A lot of people put emphasis on family during the holidays and a lot of people don't have family. For those who might not have family, this is where a peer organization can help. Maybe this is the time to connect, to get that support. Also try to find ways to not feel obligated. Do what you're comfortable with. If you're not feeling up to going to that party or gathering, it's OK to say no. You don't have to give excuses. You can say, "Maybe next time." Keep the holidays simple. If you're still alive and still breathing, and have something to hold on to, be grateful. There's always that opportunity to get better and to grow, to reach out and to get help.

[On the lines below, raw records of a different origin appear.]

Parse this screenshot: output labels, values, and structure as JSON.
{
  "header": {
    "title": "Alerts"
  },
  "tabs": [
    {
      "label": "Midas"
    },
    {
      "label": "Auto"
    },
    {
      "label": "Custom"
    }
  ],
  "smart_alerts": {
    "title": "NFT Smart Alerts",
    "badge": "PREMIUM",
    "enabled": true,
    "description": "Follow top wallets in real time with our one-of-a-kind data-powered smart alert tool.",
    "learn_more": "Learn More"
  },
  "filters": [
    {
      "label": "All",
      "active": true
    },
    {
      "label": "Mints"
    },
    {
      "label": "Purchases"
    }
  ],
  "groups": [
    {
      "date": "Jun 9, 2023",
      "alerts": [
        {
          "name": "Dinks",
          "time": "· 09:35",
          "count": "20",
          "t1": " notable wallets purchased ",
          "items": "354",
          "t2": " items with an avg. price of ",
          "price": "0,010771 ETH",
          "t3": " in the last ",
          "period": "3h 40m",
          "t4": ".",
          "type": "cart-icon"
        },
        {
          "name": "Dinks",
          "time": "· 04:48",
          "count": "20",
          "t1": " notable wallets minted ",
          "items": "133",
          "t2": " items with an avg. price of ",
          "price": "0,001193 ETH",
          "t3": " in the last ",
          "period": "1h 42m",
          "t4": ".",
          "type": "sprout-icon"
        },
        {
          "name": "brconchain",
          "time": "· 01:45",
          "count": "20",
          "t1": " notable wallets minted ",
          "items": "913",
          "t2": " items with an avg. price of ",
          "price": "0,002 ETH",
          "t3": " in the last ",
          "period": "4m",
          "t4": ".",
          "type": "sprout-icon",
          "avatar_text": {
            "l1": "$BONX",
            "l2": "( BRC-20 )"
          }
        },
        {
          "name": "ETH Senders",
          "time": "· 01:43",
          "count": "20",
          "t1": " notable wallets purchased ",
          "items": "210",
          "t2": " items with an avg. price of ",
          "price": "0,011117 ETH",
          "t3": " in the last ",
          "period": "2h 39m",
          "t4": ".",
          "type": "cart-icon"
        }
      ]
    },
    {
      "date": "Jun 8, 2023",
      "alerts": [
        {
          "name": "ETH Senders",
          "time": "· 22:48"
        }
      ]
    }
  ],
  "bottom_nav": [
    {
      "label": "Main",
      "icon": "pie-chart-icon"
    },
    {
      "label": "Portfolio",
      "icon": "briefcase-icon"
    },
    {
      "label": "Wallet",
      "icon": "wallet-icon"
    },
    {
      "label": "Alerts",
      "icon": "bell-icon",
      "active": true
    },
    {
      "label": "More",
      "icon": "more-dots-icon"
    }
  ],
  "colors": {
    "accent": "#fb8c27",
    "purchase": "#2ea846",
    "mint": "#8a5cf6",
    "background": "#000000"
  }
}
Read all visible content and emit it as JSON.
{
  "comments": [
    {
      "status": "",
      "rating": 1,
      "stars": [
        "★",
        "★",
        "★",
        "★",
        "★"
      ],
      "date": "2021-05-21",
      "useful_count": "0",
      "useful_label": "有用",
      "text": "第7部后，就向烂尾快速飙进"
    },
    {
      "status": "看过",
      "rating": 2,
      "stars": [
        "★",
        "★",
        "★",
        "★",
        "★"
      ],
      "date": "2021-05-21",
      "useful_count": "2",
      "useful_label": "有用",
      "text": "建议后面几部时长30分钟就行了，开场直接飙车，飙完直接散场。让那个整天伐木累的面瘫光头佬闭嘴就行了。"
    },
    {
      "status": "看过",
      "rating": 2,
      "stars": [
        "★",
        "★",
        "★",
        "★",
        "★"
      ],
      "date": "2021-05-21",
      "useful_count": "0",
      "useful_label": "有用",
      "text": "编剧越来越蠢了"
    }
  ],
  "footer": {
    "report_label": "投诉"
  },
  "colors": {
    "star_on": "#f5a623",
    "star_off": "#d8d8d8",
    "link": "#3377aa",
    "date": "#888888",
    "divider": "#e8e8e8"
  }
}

Q. What are the "symptoms" of good mental health?
I would call that wellness. Laughter. Communication. Healthy relationships. Having fun. Gratitude. Persistence I would say, too. And hope. I would say hope is number one. Without hope, you don't have anything. That's what I hung onto when I was sick. I had hope that I could get better. I just wanted to know I could make it through the day, get a job, have a life. There were times when it got pretty dicey, when I didn't know it was possible. Those were pretty scary times. But once I began to gain a little traction, and began to get better, I realized, "Maybe I can do this." Then I began to gain some self-confidence. Then I began to take some healthy risks, stepped out of my comfort zone. I believe everyone has the ability to do more than they think they can in life. That's how I live my life now.
Twitter: @BNrefresh, @ScottBScanlon